Jean Brown Research is conducting a clinical research study for an investigational immunization vaccine for infants 46-89 days old.
Participants that are selected for the study will receive a no cost vaccination, health care related to the study, and compensation up to $325 for time and travel.
Basic qualifications are:
- 46-89 days old
- Healthy Male or Female
- Subject must not have received the DTaP or DTwP vaccination prior to study entrance.
- Must have had only one dose of a hepatitis B vaccine
If you qualify you may receive:
- Study related exam
- No cost investigational vaccination
- Compensation up to $325 for time and travel related to the study
For more information about Pediatric Vaccinations, read the following information from the American Medical Association’s website.
About Pediatric Vaccinations
One of the greatest public health success stories is the remarkable decrease in infectious diseases due to the use of vaccines. Unfortunately, the immense success of vaccination in America has lulled many parents into complacency with regard to vaccine preventable diseases like measles, meningitis, polio and diphtheria. In order for previous successes to be maintained, the public and their appointed legislators must realize these diseases still exist and can still debilitate and kill.
Vaccines are available for 20 different infectious diseases, and vaccines against 10 deadly diseases are recommended for use in all U.S. children. Vaccines not only protect the child that receives them, but just as important, they protect the health of the community in which the child lives.
A scientific study in theJournal of the American Medical Association indicated that those who did not receive measles vaccine due to philosophical or religious reasons were 35 times more likely to contract measles, and could potentially increase the incidence of measles in their community by as much as 30 percent.
When vaccination levels are high, children who cannot be protected directly by the vaccines are protected because they are not exposed to the disease. This includes children too young to receive vaccinations and those with medical contraindications such as a child with leukemia who cannot receive the measles vaccine.

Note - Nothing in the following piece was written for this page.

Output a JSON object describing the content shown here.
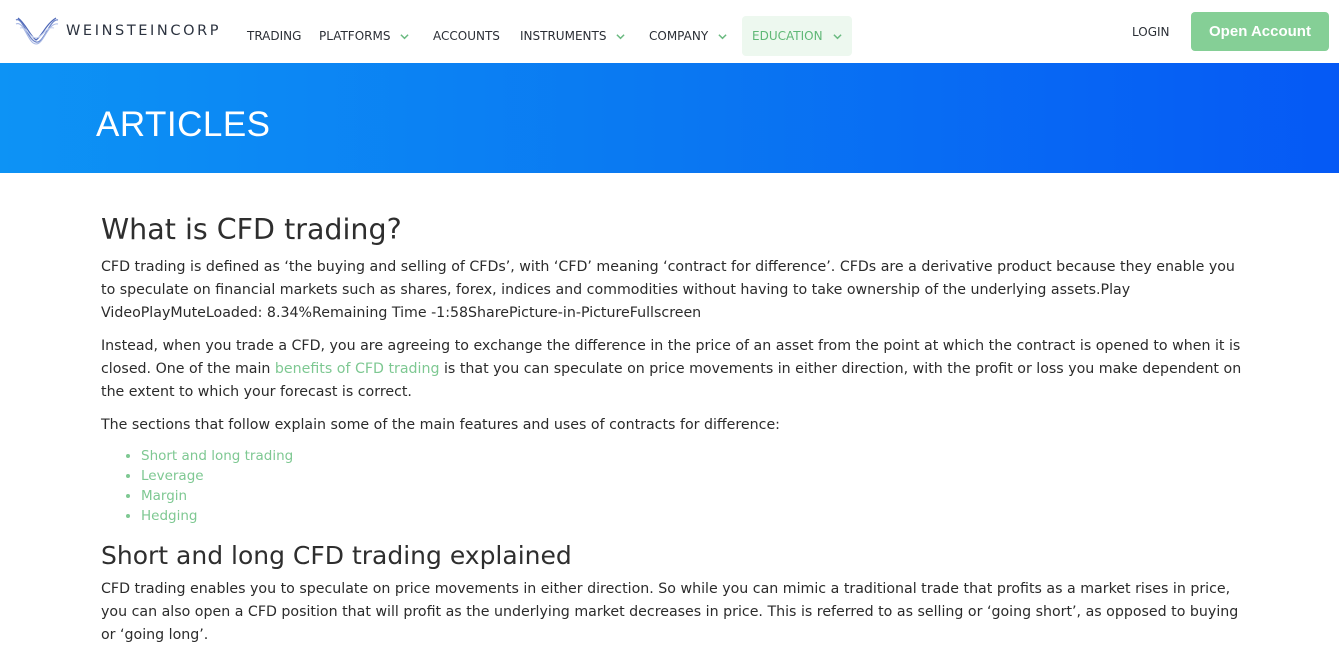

Without vaccines, epidemics of vaccine-preventable diseases could return, resulting in increased illness, disability, and death. With the eradication of some diseases, such as polio, so close at hand, any reduction in vaccination coverage for these diseases could erase many years of hard work and have an enormous negative impact on the public health of the United States.